This month’s Bitmob Writing Challenge on game controls is due by Sunday, September 30. You can read the rules here, and now I'm going to share an example piece focusing on Persona 4 Arena. Those who have grown partial to this feature over the years might want to contribute to this particular one — let’s just say, for me at least, we’ve reached the final save point.
While I complained about Persona 4 Arena’s long-winded Story Mode in the past, my feelings for the game are very positive. I was a little burned by Arc System Works’s BlazBlue series, which felt like a lesser copycat of the company's previous franchise Guilty Gear, but this brawler based on the popular role-playing game is a nice balance between the developer's unique style and new ideas.
What an overworded first paragraph. Weren’t you the person who told others to work more on their intros last month?
Wait, who are you?
Then again, you've never listened to your own advice.
Oh, I know where this is going. This is the bit in the Persona series where characters meets their Shadow — everything they don't like about themselves — and the doppelgangers rile them up to gain more power and kill them. I won’t fall for this.
Shows what you know. I only wanted to know what you thought of the controls for the game.
Really? The controls are great and probably the simplest a 2D fighting game can get without turning it into Super Smash Bros. You have four buttons. Two of them are your standard light and heavy attacks. The other two summon a character’s Persona, a familiar that performs unique techniques. They're great for maintaining pressure on the opponent, but if they get hit too many times, you’ll lose the ability to do those attacks, some special moves, and a burst technique that lets you escape combos.
Whoa buddy — you’re babbling on again. The only combo the majority of the people playing this are going to do is pressing the light attack a bunch of times in a row.
The auto-combo? That’s actually a very smart idea. Hitting that button repeatedly performs a canned attack series that ends with a super combo. The combos that advance players will use are more rewarding, but this gives newcomers an basic entry point.
Even the special moves themselves are easier to do than in other games. Every technique is either a quarter-circle or charge motion with no complicated inputs in sight.
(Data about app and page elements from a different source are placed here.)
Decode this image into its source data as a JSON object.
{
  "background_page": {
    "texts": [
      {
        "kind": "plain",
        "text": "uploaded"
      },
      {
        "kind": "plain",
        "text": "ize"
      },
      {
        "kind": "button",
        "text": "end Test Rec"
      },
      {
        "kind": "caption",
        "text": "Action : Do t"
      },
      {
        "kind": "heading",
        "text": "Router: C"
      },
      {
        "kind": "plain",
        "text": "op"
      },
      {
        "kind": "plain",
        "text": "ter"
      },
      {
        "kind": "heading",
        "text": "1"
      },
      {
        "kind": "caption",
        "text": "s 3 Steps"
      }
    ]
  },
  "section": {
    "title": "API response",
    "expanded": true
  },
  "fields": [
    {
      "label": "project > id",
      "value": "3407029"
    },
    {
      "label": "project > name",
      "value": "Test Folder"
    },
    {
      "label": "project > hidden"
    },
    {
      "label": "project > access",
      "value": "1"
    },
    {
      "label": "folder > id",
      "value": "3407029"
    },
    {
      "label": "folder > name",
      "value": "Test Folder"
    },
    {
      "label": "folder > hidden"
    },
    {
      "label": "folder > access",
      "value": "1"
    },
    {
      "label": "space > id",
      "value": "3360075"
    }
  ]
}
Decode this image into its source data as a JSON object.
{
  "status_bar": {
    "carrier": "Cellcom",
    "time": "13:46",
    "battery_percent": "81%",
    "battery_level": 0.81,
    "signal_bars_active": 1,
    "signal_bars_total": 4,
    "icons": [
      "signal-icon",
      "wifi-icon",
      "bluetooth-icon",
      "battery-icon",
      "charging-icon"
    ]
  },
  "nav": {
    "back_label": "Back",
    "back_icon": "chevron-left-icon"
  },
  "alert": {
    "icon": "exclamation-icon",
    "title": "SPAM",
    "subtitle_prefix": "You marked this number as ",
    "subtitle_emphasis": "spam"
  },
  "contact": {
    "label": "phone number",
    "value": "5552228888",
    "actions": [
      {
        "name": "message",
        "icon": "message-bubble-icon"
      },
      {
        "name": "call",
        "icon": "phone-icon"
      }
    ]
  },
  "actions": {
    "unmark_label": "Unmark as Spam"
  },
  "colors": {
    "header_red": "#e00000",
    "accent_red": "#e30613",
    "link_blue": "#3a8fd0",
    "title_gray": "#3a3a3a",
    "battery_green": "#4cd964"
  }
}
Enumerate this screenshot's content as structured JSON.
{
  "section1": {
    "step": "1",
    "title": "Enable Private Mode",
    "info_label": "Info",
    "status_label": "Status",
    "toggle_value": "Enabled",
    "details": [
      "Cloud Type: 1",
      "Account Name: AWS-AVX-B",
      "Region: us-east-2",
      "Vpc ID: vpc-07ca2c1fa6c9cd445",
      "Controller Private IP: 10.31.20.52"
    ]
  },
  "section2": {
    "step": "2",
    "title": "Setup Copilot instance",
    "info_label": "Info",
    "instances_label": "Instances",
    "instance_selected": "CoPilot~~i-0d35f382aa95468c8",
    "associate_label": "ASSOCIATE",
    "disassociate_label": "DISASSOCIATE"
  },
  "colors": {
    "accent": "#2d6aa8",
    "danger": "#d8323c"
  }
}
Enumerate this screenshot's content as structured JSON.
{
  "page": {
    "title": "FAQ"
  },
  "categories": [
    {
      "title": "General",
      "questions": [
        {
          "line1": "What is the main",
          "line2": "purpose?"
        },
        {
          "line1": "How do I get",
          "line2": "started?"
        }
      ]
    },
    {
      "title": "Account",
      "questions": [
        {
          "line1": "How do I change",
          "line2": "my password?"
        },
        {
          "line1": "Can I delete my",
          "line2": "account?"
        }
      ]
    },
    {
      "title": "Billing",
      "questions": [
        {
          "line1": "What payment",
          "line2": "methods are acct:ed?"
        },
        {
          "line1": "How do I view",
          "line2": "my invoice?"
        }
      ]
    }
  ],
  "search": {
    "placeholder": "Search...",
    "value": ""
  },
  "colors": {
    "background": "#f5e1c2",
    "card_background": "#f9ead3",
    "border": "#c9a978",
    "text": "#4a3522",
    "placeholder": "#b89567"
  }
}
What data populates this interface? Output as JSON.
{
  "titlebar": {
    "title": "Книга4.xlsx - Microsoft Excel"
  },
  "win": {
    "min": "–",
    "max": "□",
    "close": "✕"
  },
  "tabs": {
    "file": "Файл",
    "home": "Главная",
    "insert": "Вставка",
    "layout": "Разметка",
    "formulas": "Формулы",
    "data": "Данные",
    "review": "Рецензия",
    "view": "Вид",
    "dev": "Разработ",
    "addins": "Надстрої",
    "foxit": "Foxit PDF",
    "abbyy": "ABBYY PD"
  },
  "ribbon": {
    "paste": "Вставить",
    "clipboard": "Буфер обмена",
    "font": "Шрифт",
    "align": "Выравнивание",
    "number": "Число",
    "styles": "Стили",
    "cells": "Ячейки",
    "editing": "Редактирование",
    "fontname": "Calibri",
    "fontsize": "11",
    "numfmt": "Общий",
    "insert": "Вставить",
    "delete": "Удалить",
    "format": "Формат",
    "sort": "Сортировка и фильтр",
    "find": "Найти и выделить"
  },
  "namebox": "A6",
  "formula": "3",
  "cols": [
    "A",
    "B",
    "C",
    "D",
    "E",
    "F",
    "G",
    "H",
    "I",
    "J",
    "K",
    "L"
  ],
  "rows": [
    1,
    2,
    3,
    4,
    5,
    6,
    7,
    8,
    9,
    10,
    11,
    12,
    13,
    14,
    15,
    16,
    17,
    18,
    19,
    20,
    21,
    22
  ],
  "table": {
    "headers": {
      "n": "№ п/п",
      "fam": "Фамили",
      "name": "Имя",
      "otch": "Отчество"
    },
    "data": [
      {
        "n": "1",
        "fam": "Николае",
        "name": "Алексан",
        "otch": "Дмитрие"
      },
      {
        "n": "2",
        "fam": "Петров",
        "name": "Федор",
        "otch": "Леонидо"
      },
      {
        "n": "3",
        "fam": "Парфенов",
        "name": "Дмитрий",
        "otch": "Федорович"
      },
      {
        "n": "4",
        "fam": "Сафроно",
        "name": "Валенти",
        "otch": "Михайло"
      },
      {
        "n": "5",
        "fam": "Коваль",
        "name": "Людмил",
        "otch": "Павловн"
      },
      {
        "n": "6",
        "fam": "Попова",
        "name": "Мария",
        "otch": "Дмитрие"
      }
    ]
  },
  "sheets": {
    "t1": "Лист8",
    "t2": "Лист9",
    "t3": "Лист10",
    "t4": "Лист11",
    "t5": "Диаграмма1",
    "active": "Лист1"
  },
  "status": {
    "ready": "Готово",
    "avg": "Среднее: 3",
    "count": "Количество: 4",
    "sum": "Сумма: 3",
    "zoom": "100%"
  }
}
Each character also has an “R Action” that functions as a Shoryuken, or counter, and only takes two buttons to do. Because the basic setup is so accessible, it removes the need for “simple” controls that dumb down the game for beginners.
Look at Seth Killian, Jr. over here. I’m sure everyone will think you’re smart while you pray you don’t embarrass yourself on a tournament online stream again. Look at these controls:
Arc System Works games were always for the people who need 90 mechanics and five special meters to enjoy themselves, and all of this flies over the head of everyone else. Do you think the average player will use the Air Turn to do cross-ups?
“Cross-up” is jargon. Non-fighting game fans won’t understand that.
They can Google it. That’s not mentioning the different RPG status effects like paralysis and confusion that screw up your inputs. You were clueless when you first started playing this.
Whatever. What’s the fun of a game where everything is obvious? I do agree that the button layout feels cramped at first, but you can always map these functions to other places on the controller. When I had to use a PlayStation 3 pad in a tournament, I was able to play fine with practice even though I prefer an arcade stick.
The same event where you didn’t win a match, and you complained on Facebook about how doing that messed you up? Plus, you were using that easy-mode broad, Mitsuru, too.
Hey! I would have used her even if she weren't the best character in the game.
Of course, because all you play are female characters. And you have the nerve to complain about swimsuit costumes and objectification? Hypocrite.
Why don't you admit that the game still has a high barrier of entry, coward? I won't judge you. After all, I am you.
No! You're not — ha! You almost got me.
Drat. My super form was really creepy, too.
I do agree that while Persona 4 Arena's controls are intuitive for beginners, it’s still an Arc System Works game. Street Fighter has more buttons and difficult motions, but you can do well just by understanding the moves you have and learning basic combos. In P4A you have a different one for every situation: The ground combo, the anti-air combo, the counter-hit combo, and so on. Certain things like having to mash out all the hits of an All-Out Attack perfectly to get the most rewarding punishments are also annoying. Overall, however, I believe this is a great title to get into both ASW games and fighters in general.
OK, OK. I’m kind of a prick, too.
GamesBeat 2014 — VentureBeat’s sixth annual event on disruption in the video game market — is coming up on Sept 15-16 in San Francisco. Purchase one of the first 50 tickets and save $400!